The actors are Anwen Darcy, Una Clancy, Michael Bernstein, Michael Gnat, Elaine Ivy Harris, Elowyn Castle, Adam Huff, Mary Linehan, Eric Paterniani, Jarrod Bates, David Sitler and Gabriela Montalvo. Costume design is by Sofia Piccolo and Grace Whittemore. Sound design is by Andrew Keenan.
Assistant director is Andrew Gombas. Stage Managers are Em Hornbeck and Joseph Treimanis. Assistant Stage Manager is Rachel Jeffries.
Karla Hendrick is one of The Drilling Company’s most accomplished actresses. Her performance as Betty in “The Norwegians” by C. Denby Swanson, she was cited by The New York Times as one of the Top 25 Quirky and Magical Moments in Theater of 2013. Her other significant roles in the company include the Woyzeck character’s psychiatrist in “Reservoir” by Eric Henry Sanders and her performances in both the Parking Lot and Bryant Park in “Hamlet” (Gertrude) and “The Merry Wives of Windsor” (Mistress Ford). She earned a BA in Theater Arts from Mount Holyoke, attended the British American Drama Academy, Oxford and earned an MFA from Brooklyn College. She is a Master Teaching Artist at the Metropolitan Opera Guild. She has been a guest artist-educator at the Pedagogy and Theater of the Oppressed National Conference and a professional artist/panelist at the New England Women’s Global Leadership Conference.

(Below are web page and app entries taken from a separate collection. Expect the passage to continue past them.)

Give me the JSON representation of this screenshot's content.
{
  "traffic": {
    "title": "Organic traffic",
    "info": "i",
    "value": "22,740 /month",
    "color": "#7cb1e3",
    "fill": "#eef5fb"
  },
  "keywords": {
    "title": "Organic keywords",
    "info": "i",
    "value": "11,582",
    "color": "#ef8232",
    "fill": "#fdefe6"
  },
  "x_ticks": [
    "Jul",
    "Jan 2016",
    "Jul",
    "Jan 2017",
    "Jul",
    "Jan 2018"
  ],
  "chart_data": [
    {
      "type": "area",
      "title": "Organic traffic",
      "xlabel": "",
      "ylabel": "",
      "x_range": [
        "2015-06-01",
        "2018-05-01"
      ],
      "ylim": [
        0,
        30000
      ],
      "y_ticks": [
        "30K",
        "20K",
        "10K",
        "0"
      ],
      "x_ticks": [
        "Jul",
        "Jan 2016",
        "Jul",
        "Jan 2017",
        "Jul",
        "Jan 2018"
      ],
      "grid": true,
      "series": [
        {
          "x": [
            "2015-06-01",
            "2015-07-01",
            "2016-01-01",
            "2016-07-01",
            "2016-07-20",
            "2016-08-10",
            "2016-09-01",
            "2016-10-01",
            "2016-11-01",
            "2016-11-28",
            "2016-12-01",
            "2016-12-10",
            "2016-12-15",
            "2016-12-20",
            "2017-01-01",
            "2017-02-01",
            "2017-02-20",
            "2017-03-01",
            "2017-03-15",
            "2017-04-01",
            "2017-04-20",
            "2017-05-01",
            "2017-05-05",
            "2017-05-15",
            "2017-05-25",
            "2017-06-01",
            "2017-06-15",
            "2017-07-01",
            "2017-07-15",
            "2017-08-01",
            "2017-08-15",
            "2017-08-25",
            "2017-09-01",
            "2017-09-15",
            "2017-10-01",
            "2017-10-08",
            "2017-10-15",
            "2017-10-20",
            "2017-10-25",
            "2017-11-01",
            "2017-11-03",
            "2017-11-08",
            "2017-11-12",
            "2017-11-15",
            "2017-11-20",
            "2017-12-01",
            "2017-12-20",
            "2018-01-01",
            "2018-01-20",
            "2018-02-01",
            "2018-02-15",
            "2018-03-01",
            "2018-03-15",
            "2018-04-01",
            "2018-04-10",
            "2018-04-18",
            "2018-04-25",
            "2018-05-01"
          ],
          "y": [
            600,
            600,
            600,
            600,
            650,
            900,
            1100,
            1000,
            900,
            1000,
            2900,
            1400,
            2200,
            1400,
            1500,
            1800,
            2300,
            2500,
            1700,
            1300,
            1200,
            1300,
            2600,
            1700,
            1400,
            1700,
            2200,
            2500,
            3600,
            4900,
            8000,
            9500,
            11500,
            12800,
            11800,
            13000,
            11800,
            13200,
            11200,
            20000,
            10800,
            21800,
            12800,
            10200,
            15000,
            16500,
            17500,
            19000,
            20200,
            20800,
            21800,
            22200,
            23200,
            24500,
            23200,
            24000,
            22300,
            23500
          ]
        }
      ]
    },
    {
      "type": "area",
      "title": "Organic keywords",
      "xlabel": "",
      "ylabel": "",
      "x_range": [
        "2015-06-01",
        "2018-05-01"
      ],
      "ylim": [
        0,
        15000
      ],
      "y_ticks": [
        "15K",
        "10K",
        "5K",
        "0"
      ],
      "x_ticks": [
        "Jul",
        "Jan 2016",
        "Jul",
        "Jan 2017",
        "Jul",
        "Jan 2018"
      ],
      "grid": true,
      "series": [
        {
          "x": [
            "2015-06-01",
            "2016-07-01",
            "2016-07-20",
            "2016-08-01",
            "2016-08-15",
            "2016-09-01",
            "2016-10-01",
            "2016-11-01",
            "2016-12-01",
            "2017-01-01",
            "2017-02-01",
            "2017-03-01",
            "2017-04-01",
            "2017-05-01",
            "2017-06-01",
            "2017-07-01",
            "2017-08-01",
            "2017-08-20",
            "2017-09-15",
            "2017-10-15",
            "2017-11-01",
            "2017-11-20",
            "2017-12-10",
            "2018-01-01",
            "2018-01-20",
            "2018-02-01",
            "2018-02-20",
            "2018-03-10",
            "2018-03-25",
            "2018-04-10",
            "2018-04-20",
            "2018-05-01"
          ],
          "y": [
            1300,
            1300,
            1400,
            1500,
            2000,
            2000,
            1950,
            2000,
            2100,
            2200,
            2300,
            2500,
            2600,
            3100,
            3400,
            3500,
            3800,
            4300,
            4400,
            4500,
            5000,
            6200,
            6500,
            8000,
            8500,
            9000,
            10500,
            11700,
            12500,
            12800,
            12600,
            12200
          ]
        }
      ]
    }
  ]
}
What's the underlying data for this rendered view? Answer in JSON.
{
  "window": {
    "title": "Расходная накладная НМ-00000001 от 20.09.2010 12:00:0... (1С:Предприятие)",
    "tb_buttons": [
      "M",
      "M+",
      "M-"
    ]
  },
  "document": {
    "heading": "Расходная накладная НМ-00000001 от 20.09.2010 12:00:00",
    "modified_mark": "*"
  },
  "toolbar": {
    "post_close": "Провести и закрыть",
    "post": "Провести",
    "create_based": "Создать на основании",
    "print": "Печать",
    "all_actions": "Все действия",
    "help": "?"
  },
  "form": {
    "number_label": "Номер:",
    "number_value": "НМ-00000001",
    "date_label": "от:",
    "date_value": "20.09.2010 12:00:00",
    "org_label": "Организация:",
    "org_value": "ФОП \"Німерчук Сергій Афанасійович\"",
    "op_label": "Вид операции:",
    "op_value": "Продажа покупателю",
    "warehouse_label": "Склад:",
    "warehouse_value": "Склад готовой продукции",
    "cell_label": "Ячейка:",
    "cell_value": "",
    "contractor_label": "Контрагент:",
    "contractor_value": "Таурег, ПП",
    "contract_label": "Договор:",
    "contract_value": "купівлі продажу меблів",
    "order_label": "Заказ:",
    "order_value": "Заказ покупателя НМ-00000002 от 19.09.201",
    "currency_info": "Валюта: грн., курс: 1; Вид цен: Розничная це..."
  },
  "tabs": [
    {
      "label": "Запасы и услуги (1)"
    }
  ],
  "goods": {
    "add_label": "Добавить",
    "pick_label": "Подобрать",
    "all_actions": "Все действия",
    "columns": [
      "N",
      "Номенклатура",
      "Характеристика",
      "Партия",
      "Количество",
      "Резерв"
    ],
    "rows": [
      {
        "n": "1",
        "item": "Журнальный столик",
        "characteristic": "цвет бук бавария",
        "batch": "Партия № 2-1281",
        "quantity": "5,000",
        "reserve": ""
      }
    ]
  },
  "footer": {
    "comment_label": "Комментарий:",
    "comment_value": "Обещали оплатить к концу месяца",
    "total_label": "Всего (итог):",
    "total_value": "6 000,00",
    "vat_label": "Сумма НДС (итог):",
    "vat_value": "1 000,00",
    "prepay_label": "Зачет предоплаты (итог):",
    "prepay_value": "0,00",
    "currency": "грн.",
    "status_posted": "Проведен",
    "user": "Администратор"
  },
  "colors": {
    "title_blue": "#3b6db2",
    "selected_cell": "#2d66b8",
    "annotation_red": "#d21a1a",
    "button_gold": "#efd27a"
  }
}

This is her directorial debut.
The cast is filled with standout actors of The Drilling Company. Anwen Darcy (Helena) stole the show as Mercutio in “Romeo and Juliet” in Bryant Park in 2015. Elowyn Castle (Bertram’s mother) directed “The Norwegians” and was commended by The New York Times for her performance in the Parking Lot as Coriolanus’ mother Volumnia, the pushy and hard-bitten “Momma Rose of the Roman military.” Adam Huff (Bertram) got the girl last summer as Bassanio in “The Merchant of Venice” in the Parking Lot. David Sitler (King of France) was critically praised as Claudius in “Hamlet” and Dogberry in “Much Ado About Nothing.” Eric Paterniani and Jarrod Bates are The Drilling Company’s leading Shakespearean clowns. The part of The Fool, traditionally played by a man, has been cast with Mary Linehan (Hero in “Much Ado About Nothing” and Bianca in “The Taming of the Shrew”). Michael Bernstein, who plays, was Lucio in “Measure for Measure.” Michael Gnat, playing Lafew, was the company’s Polonius in “Hamlet” in Bryant Park. Elaine Ivy Harris (Diana) played Celia in “As You Like It.”